### [EXERCISE DESCRIPTION]
All entries are to be printed again exactly, with their images omitted.
(Beginning of RECORDS SUPPLIED)
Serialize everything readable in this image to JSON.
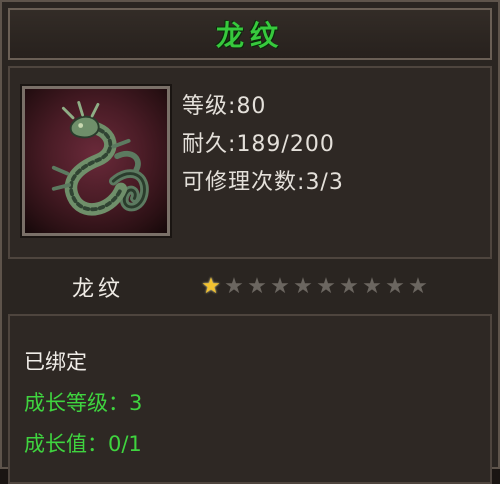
{
  "title": "龙纹",
  "item": {
    "icon": "dragon-emblem",
    "stats": [
      {
        "label": "等级",
        "value": "80"
      },
      {
        "label": "耐久",
        "value": "189/200"
      },
      {
        "label": "可修理次数",
        "value": "3/3"
      }
    ],
    "name": "龙纹",
    "stars": {
      "filled": 1,
      "total": 10
    },
    "bound_text": "已绑定",
    "growth_level_label": "成长等级：",
    "growth_level_value": "3",
    "growth_value_label": "成长值：",
    "growth_value_value": "0/1"
  },
  "colors": {
    "title_green": "#37c93d",
    "attr_green": "#3fd43f",
    "star_gold": "#f2c230",
    "star_gray": "#6b6660"
  }
}
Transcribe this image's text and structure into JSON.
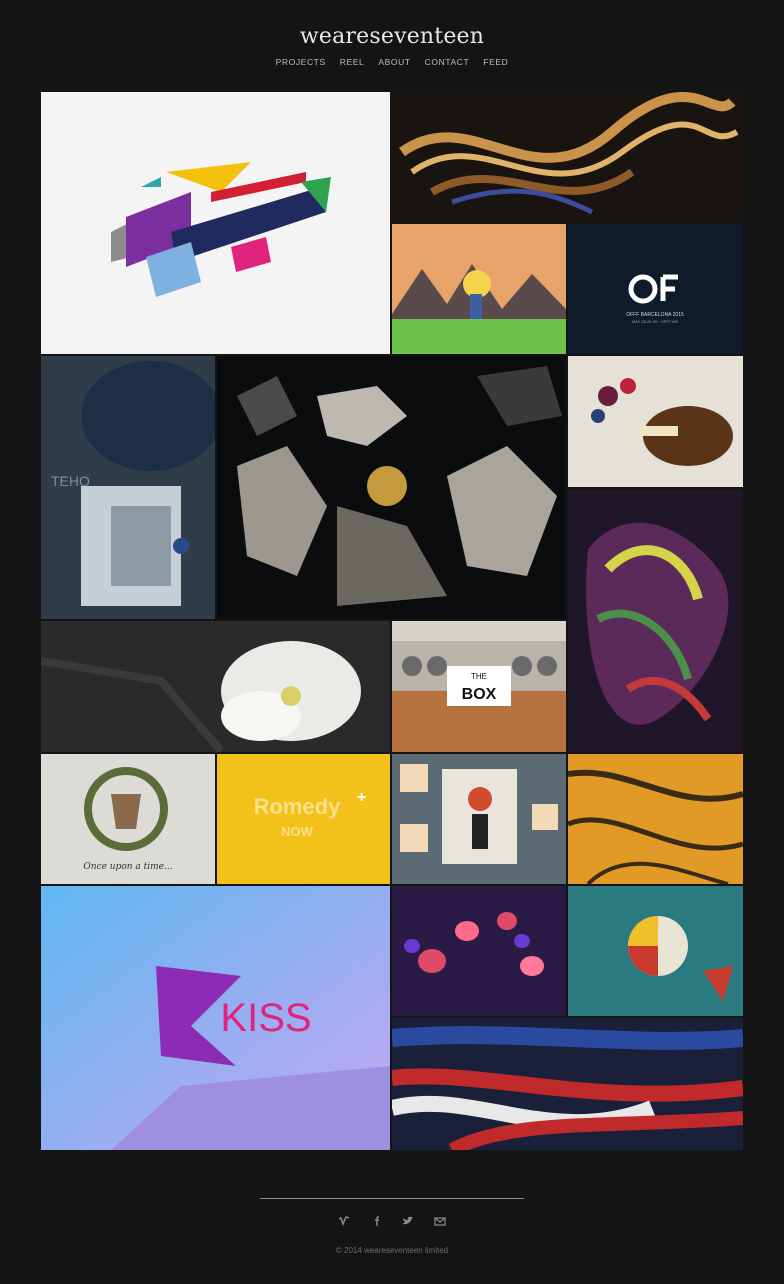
{
  "site": {
    "logo": "weareseventeen"
  },
  "nav": {
    "items": [
      "PROJECTS",
      "REEL",
      "ABOUT",
      "CONTACT",
      "FEED"
    ]
  },
  "tiles": {
    "offf_title": "OFFF BARCELONA 2015",
    "offf_dates": "MAY 28.29.30 · OFFF.WS",
    "romedy_line1": "Romedy",
    "romedy_line2": "NOW",
    "tale_caption": "Once upon a time...",
    "box_label1": "THE",
    "box_label2": "BOX",
    "kiss_label": "KISS",
    "astro_text": "TEHO"
  },
  "footer": {
    "social_icons": [
      "vimeo-icon",
      "facebook-icon",
      "twitter-icon",
      "mail-icon"
    ],
    "copyright": "© 2014 weareseventeen limited"
  }
}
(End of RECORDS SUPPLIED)
### [SOLUTION TO THIS TASK]
Serialize everything readable in this image to JSON.
{
  "title": "龙纹",
  "item": {
    "icon": "dragon-emblem",
    "stats": [
      {
        "label": "等级",
        "value": "80"
      },
      {
        "label": "耐久",
        "value": "189/200"
      },
      {
        "label": "可修理次数",
        "value": "3/3"
      }
    ],
    "name": "龙纹",
    "stars": {
      "filled": 1,
      "total": 10
    },
    "bound_text": "已绑定",
    "growth_level_label": "成长等级：",
    "growth_level_value": "3",
    "growth_value_label": "成长值：",
    "growth_value_value": "0/1"
  },
  "colors": {
    "title_green": "#37c93d",
    "attr_green": "#3fd43f",
    "star_gold": "#f2c230",
    "star_gray": "#6b6660"
  }
}
Transcribe this image's text and structure into JSON.
{
  "site": {
    "logo": "weareseventeen"
  },
  "nav": {
    "items": [
      "PROJECTS",
      "REEL",
      "ABOUT",
      "CONTACT",
      "FEED"
    ]
  },
  "tiles": {
    "offf_title": "OFFF BARCELONA 2015",
    "offf_dates": "MAY 28.29.30 · OFFF.WS",
    "romedy_line1": "Romedy",
    "romedy_line2": "NOW",
    "tale_caption": "Once upon a time...",
    "box_label1": "THE",
    "box_label2": "BOX",
    "kiss_label": "KISS",
    "astro_text": "TEHO"
  },
  "footer": {
    "social_icons": [
      "vimeo-icon",
      "facebook-icon",
      "twitter-icon",
      "mail-icon"
    ],
    "copyright": "© 2014 weareseventeen limited"
  }
}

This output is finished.